Images do not belong in the copy. Retype all the entries below exactly.

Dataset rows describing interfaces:
*** Block opens ***
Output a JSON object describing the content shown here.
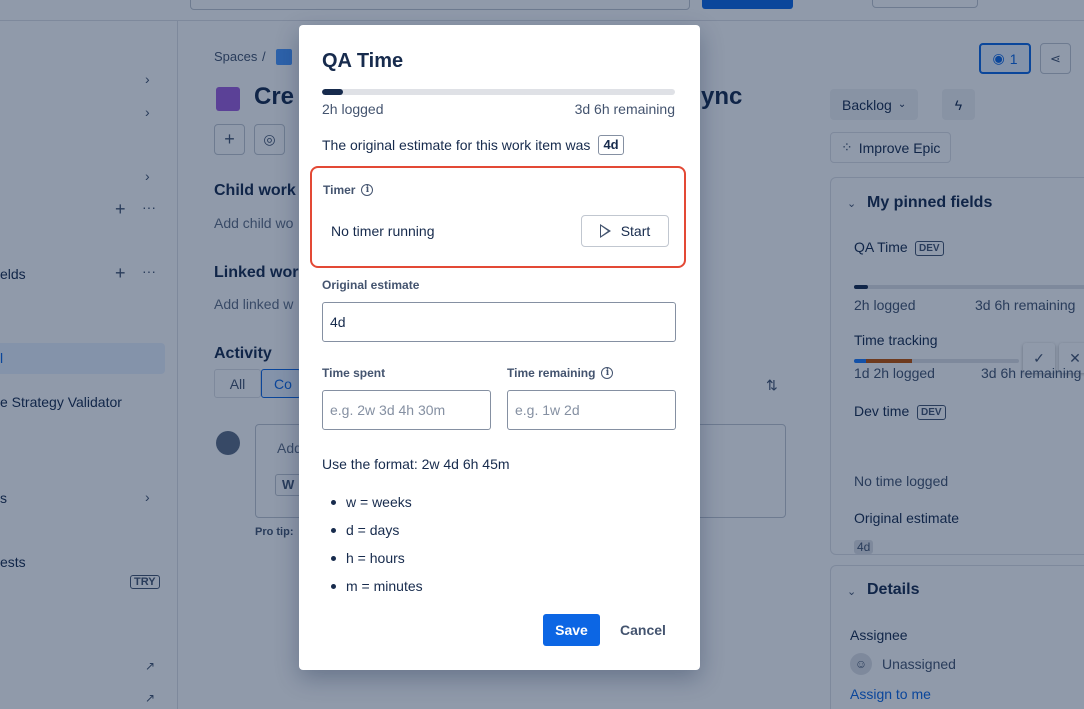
{
  "sidebar": {
    "items": [
      {
        "label": "elds"
      },
      {
        "label": "e Strategy Validator"
      },
      {
        "label": "s"
      },
      {
        "label": "ests",
        "badge": "TRY"
      }
    ],
    "selected_label": "l"
  },
  "issue": {
    "breadcrumb": "Spaces",
    "title_prefix": "Cre",
    "title_suffix": "ync",
    "child_work_heading": "Child work",
    "child_work_sub": "Add child wo",
    "linked_work_heading": "Linked wor",
    "linked_work_sub": "Add linked w",
    "activity_heading": "Activity",
    "activity_tab_all": "All",
    "activity_tab_comments": "Co",
    "comment_placeholder": "Add",
    "comment_chip": "W",
    "pro_tip": "Pro tip:"
  },
  "right_panel": {
    "watch_count": "1",
    "status_button": "Backlog",
    "improve_button": "Improve Epic",
    "pinned_title": "My pinned fields",
    "qa_time_label": "QA Time",
    "qa_logged": "2h logged",
    "qa_remaining": "3d 6h remaining",
    "time_tracking_label": "Time tracking",
    "tt_logged": "1d 2h logged",
    "tt_remaining": "3d 6h remaining",
    "dev_time_label": "Dev time",
    "dev_badge": "DEV",
    "no_time_logged": "No time logged",
    "original_estimate_label": "Original estimate",
    "original_estimate_value": "4d",
    "details_title": "Details",
    "assignee_label": "Assignee",
    "assignee_value": "Unassigned",
    "assign_to_me": "Assign to me"
  },
  "modal": {
    "title": "QA Time",
    "progress_fraction": 0.06,
    "logged": "2h logged",
    "remaining": "3d 6h remaining",
    "original_note": "The original estimate for this work item was",
    "original_value": "4d",
    "timer_label": "Timer",
    "timer_status": "No timer running",
    "start_button": "Start",
    "original_estimate_label": "Original estimate",
    "original_estimate_value": "4d",
    "time_spent_label": "Time spent",
    "time_spent_placeholder": "e.g. 2w 3d 4h 30m",
    "time_remaining_label": "Time remaining",
    "time_remaining_placeholder": "e.g. 1w 2d",
    "format_note": "Use the format: 2w 4d 6h 45m",
    "format_items": [
      "w = weeks",
      "d = days",
      "h = hours",
      "m = minutes"
    ],
    "save_button": "Save",
    "cancel_button": "Cancel"
  },
  "colors": {
    "primary": "#0c66e4",
    "highlight_border": "#e34935",
    "overlay": "rgba(9,30,66,0.45)",
    "epic_purple": "#9f5ddc"
  }
}
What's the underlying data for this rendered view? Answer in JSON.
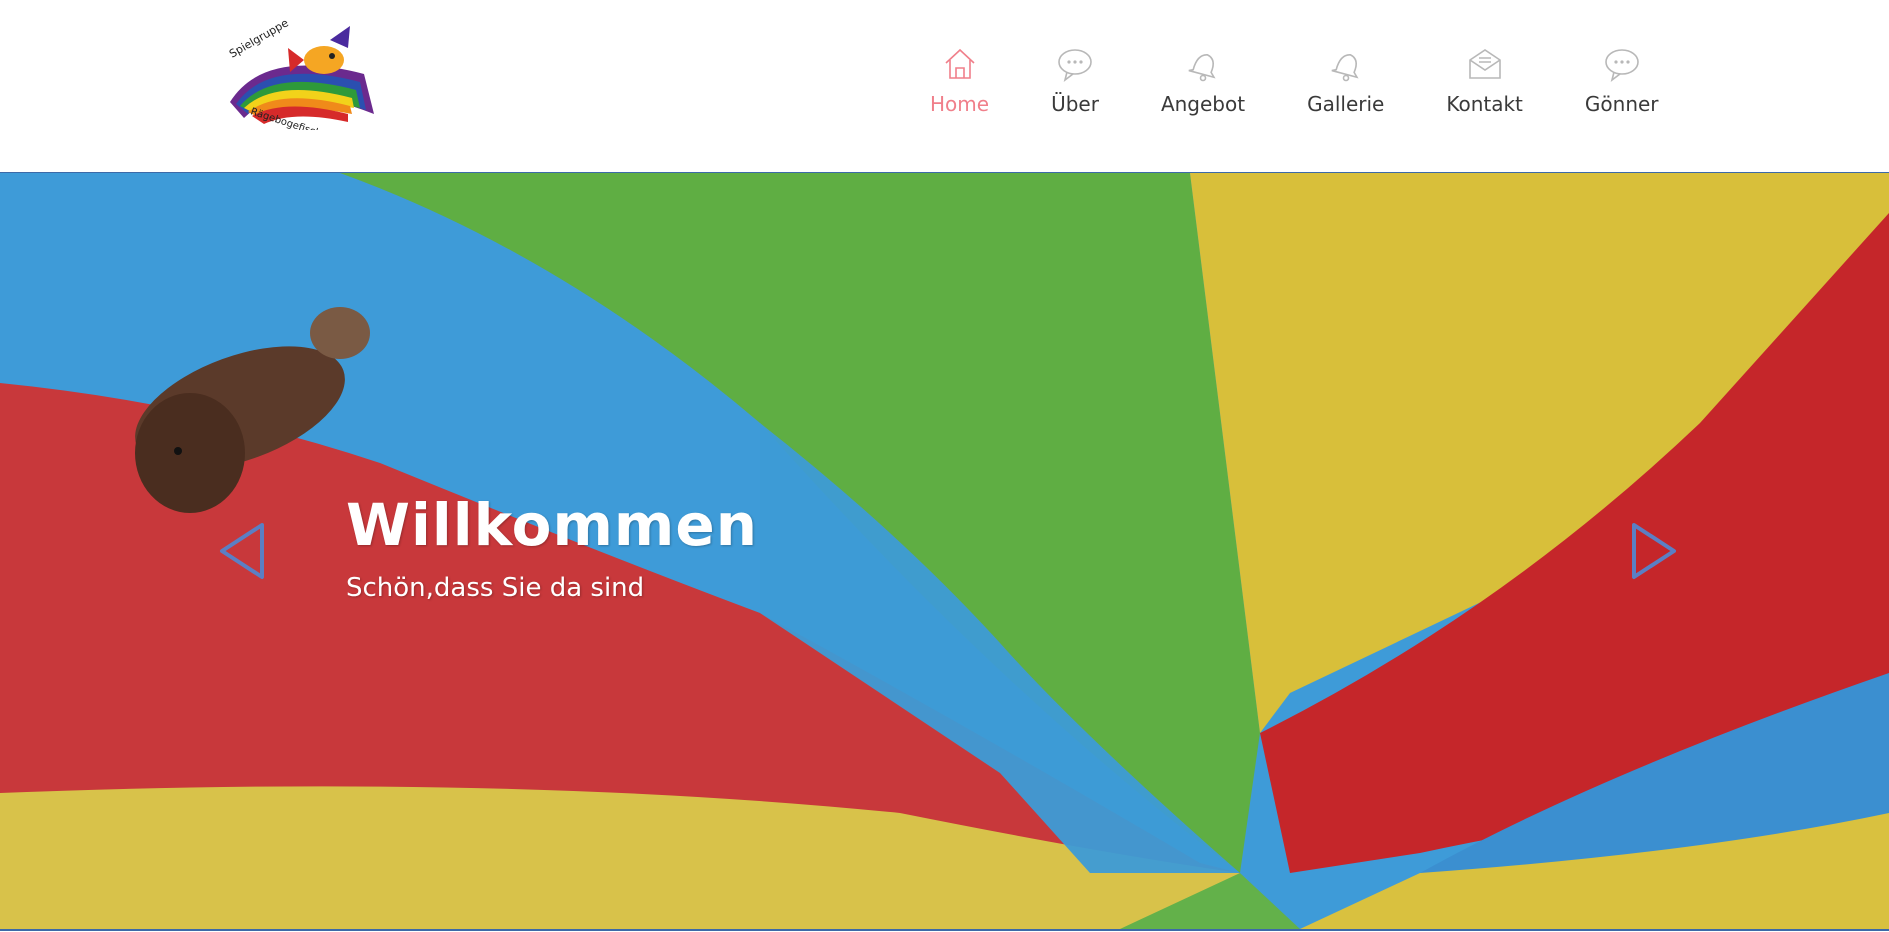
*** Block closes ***
> Written solution:
Output a JSON object describing the content shown here.
{
  "sidebar": {
    "items": [
      {
        "label": "elds"
      },
      {
        "label": "e Strategy Validator"
      },
      {
        "label": "s"
      },
      {
        "label": "ests",
        "badge": "TRY"
      }
    ],
    "selected_label": "l"
  },
  "issue": {
    "breadcrumb": "Spaces",
    "title_prefix": "Cre",
    "title_suffix": "ync",
    "child_work_heading": "Child work",
    "child_work_sub": "Add child wo",
    "linked_work_heading": "Linked wor",
    "linked_work_sub": "Add linked w",
    "activity_heading": "Activity",
    "activity_tab_all": "All",
    "activity_tab_comments": "Co",
    "comment_placeholder": "Add",
    "comment_chip": "W",
    "pro_tip": "Pro tip:"
  },
  "right_panel": {
    "watch_count": "1",
    "status_button": "Backlog",
    "improve_button": "Improve Epic",
    "pinned_title": "My pinned fields",
    "qa_time_label": "QA Time",
    "qa_logged": "2h logged",
    "qa_remaining": "3d 6h remaining",
    "time_tracking_label": "Time tracking",
    "tt_logged": "1d 2h logged",
    "tt_remaining": "3d 6h remaining",
    "dev_time_label": "Dev time",
    "dev_badge": "DEV",
    "no_time_logged": "No time logged",
    "original_estimate_label": "Original estimate",
    "original_estimate_value": "4d",
    "details_title": "Details",
    "assignee_label": "Assignee",
    "assignee_value": "Unassigned",
    "assign_to_me": "Assign to me"
  },
  "modal": {
    "title": "QA Time",
    "progress_fraction": 0.06,
    "logged": "2h logged",
    "remaining": "3d 6h remaining",
    "original_note": "The original estimate for this work item was",
    "original_value": "4d",
    "timer_label": "Timer",
    "timer_status": "No timer running",
    "start_button": "Start",
    "original_estimate_label": "Original estimate",
    "original_estimate_value": "4d",
    "time_spent_label": "Time spent",
    "time_spent_placeholder": "e.g. 2w 3d 4h 30m",
    "time_remaining_label": "Time remaining",
    "time_remaining_placeholder": "e.g. 1w 2d",
    "format_note": "Use the format: 2w 4d 6h 45m",
    "format_items": [
      "w = weeks",
      "d = days",
      "h = hours",
      "m = minutes"
    ],
    "save_button": "Save",
    "cancel_button": "Cancel"
  },
  "colors": {
    "primary": "#0c66e4",
    "highlight_border": "#e34935",
    "overlay": "rgba(9,30,66,0.45)",
    "epic_purple": "#9f5ddc"
  }
}
What's the underlying data for this rendered view? Answer in JSON.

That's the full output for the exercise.